Anyone with the drive and dollars can get an audio education today, and this is relatively new. There have been a handful of dedicated audio training programs around for 20 years or more, but the majority of them (and there are plenty) have popped up just recently. There are associate’s, bachelor’s and master’s degrees from community colleges and four-year universities and trade and tech schools with or without a degree. There are intensive conservatory-types that integrate music curricula and there are studios that offer nighttime workshops. Some schools let you pick your classes or programs in a mix-and-match format, while others are all-in—no à la carte. While all schools have their Cinderella student stories, 99 percent of grads will start at entry level, and there is nothing wrong with that.
Over the years I’ve taught at three of the types of schools mentioned. I’ve been director of education and an instructor at the Conservatory of Recording Arts for more than 10 years (trade and tech); I have been an adjunct professor at Belmont University in Nashville (traditional college) and taught at the Danish Rhythmic Music Conservatory in Copenhagen (certificate/performance). My experience has made it clear to me that this business of audio education (and yes, it is a business) includes some truths that may be startling to prospective students and parents.
The most important factors in getting a job involve skills that you bring with you to school. This doesn’t mean you have to know the difference between line, mic and instrument level or the quick key for consolidating audio in your DAW; you’ll learn that in school. The chips you need to bring to this game are more basic. Can you perform a menial task without showing attitude? Do you smile often? Can you stay awake? Do you look people in the eye when you speak with them? Are you pleasant to be around? How’s your appearance? Can you organize, study and learn complex material? Are you a chronic texter? Are you a self-starter, constantly looking for things to do when none have been assigned? Truth: Incompatible personality and lack of work ethic are the biggest complaints from both teachers and employers across the country.

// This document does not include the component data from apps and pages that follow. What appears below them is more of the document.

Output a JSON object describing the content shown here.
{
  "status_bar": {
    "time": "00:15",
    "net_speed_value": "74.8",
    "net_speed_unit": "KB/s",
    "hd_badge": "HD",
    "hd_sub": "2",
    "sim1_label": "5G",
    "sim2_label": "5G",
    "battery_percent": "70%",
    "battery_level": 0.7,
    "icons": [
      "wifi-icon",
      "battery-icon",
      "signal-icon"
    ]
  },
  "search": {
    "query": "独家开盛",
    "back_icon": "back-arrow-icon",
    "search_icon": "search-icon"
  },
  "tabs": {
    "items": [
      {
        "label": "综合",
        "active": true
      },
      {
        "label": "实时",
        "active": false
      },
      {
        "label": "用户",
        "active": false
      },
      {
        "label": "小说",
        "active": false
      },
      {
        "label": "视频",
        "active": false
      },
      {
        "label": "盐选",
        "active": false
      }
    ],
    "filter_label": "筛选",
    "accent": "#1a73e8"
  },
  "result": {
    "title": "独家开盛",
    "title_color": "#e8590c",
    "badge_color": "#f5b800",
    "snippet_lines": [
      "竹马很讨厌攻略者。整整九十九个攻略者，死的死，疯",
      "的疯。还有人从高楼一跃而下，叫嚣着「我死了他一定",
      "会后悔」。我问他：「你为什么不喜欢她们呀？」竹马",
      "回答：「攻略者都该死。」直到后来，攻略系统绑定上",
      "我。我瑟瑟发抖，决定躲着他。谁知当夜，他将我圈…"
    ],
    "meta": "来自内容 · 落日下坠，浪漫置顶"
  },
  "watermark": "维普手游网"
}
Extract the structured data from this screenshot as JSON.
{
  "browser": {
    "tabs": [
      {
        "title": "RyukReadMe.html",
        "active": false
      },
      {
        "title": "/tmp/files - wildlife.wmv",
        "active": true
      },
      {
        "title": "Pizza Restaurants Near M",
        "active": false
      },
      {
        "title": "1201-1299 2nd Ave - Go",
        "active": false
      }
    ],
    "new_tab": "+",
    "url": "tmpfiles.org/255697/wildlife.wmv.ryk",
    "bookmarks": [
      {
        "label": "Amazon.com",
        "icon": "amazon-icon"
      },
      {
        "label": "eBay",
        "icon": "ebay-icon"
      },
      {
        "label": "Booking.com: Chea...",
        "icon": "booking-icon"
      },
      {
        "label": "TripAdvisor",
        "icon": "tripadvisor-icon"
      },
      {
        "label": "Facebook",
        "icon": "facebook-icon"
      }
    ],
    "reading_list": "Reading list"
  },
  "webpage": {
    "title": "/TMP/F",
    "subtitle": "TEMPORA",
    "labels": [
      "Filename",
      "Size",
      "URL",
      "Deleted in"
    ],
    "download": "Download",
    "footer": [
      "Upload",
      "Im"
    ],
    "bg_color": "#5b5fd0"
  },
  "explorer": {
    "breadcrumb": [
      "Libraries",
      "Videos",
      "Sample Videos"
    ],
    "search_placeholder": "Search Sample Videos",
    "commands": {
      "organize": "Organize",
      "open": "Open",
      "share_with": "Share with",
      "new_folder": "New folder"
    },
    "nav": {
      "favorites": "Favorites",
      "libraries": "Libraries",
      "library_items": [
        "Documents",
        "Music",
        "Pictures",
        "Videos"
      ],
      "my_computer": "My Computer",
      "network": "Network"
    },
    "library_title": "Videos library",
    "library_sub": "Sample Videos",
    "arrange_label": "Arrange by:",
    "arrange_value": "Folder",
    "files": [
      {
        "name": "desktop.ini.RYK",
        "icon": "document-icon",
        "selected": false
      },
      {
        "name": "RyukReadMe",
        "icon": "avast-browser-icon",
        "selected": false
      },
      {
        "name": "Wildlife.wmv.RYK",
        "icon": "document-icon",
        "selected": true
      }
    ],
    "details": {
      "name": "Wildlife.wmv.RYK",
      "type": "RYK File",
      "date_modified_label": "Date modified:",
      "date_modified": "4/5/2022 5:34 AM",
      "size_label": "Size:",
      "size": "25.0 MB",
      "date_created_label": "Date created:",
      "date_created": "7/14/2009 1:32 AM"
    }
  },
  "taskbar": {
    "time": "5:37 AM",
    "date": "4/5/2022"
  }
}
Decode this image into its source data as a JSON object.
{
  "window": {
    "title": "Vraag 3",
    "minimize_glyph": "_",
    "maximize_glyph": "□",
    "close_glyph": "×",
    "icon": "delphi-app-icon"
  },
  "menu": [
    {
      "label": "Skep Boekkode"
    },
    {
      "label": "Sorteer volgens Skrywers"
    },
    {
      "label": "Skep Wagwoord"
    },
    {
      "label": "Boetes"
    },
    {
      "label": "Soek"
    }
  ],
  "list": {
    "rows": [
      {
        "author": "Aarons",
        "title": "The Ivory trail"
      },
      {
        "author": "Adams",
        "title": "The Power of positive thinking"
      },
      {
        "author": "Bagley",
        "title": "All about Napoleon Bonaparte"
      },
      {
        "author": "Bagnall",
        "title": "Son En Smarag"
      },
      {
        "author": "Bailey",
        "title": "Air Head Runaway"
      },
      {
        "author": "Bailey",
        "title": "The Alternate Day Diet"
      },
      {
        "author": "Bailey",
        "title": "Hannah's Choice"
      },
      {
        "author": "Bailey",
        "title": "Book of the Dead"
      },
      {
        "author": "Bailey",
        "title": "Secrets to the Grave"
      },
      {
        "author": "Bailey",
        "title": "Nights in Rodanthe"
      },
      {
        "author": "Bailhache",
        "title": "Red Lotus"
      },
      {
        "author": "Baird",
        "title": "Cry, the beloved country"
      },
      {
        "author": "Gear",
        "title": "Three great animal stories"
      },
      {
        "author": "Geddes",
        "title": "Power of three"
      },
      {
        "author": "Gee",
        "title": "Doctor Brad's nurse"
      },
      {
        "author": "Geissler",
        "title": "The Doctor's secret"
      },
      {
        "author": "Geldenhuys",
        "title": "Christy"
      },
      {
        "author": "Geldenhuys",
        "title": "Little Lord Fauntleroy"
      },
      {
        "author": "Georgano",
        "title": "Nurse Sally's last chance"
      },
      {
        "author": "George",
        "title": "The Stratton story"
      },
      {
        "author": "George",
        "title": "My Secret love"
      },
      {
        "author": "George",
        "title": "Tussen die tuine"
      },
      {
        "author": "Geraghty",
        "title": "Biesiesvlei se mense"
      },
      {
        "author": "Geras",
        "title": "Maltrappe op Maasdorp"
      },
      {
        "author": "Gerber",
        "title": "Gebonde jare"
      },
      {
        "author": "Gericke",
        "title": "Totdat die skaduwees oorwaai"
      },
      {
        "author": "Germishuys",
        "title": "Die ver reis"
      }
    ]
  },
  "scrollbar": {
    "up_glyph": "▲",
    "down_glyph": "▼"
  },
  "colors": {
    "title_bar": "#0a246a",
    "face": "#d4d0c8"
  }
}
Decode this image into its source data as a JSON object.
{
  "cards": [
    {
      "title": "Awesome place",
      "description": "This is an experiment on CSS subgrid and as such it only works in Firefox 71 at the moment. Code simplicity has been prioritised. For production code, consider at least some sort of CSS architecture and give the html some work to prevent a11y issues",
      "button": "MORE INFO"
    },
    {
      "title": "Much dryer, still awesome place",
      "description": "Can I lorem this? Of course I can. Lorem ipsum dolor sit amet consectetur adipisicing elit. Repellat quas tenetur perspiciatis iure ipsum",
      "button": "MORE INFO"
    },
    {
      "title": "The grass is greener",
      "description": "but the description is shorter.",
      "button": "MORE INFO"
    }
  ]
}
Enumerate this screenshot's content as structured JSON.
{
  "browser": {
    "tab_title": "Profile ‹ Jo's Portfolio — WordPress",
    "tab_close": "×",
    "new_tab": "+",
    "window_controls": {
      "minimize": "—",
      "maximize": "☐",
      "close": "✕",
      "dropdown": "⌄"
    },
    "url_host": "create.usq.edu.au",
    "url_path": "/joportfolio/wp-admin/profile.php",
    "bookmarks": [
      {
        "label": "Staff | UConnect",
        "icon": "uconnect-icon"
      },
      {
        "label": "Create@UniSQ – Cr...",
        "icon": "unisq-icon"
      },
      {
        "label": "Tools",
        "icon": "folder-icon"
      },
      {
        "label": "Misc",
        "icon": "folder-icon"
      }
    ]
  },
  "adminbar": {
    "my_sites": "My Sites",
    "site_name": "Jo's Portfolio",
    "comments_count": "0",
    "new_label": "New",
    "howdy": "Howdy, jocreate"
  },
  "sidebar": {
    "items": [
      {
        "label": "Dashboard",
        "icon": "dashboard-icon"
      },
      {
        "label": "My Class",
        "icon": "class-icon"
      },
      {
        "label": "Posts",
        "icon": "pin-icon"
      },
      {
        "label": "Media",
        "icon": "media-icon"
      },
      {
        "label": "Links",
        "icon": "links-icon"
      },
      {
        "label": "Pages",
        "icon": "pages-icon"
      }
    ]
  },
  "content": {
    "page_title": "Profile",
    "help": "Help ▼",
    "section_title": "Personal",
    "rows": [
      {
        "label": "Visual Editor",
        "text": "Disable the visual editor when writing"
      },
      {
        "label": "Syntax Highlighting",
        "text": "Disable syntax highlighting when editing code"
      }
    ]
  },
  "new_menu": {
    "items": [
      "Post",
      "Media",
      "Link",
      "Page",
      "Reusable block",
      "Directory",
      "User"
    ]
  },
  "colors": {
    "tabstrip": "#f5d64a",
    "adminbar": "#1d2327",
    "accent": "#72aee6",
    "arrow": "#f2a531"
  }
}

Social media can kill your prospects. We’ve all read in the news about the Wall Street firm that rejected a potential employee because of a questionable party photo on Facebook. Well, a top studio in New York just passed on a student intern because of what they saw when they Googled him. Employers are going to check you out. Count on it. Truth: If you want a job, clean up your e-trail; you won’t get a second chance.
Your attitude is more important than your education. Sounds odd coming from a teacher, I know, but less often than I’d like, a student or students come along who make me think, “This person would be successful no matter what.” I’m teaching two students now who are sharp, interesting to converse with, always willing to take on something new, and very smart. I’d hire them in a heartbeat. I wouldn’t care if they knew anything at all about audio. I could train them and they’d be awesome. The best part? They don’t act like they know what they know. They operate at a high level but are humble and willing to learn. Truth: You don’t have to be a superhero to be successful, just engaged and easy to be around in a windowless room for eight hours or more.
You probably won’t end up doing what you envision. Job availability, competition, the economy, changes in the industry—these are all things you have no control over. But you can start down the right path by having the basics covered that are under your control: Location, transportation, money to support yourself and a career plan, even a rough one. If this means having a non-audio job for a while, then do it. Truth: Not going where the work is will kill your career. You’ve just bought your education, now use it in a place where you can find work. If that means going back to your hometown, make sure there is opportunity; if there isn’t, go where the work is!
Competition is fierce. All the schools are graduating people wanting the same job as you. You’ve moved to the place with the jobs, now what? If you want to compete, offer an employer more than is expected, make yourself valuable. Service and attitude first; they expect you to know technology. Have a plan to set yourself up for the long haul, and don’t give up. Truth: I run across many students who have no plan for their end game or move to a city and give up because they’re not doing what they want, even after a short time. Arm yourself with the truth: Most of what you can do to build your career is under your control. Don’t buy your own excuses. Business sucks? It sucks everywhere. No money? Get a job and network until your gig comes along. Life is tough? Everyone has challenges. This is a tech column and I’ve not mentioned technology at all. Of course it’s important. Knowing gear, signal flow, computer and DAW operation and basic audio concepts are foundational. But frankly, at the entry level, attitude is more important. You’ve chosen a career with great possibilities and potential for creative freedom, now work it and don’t give up.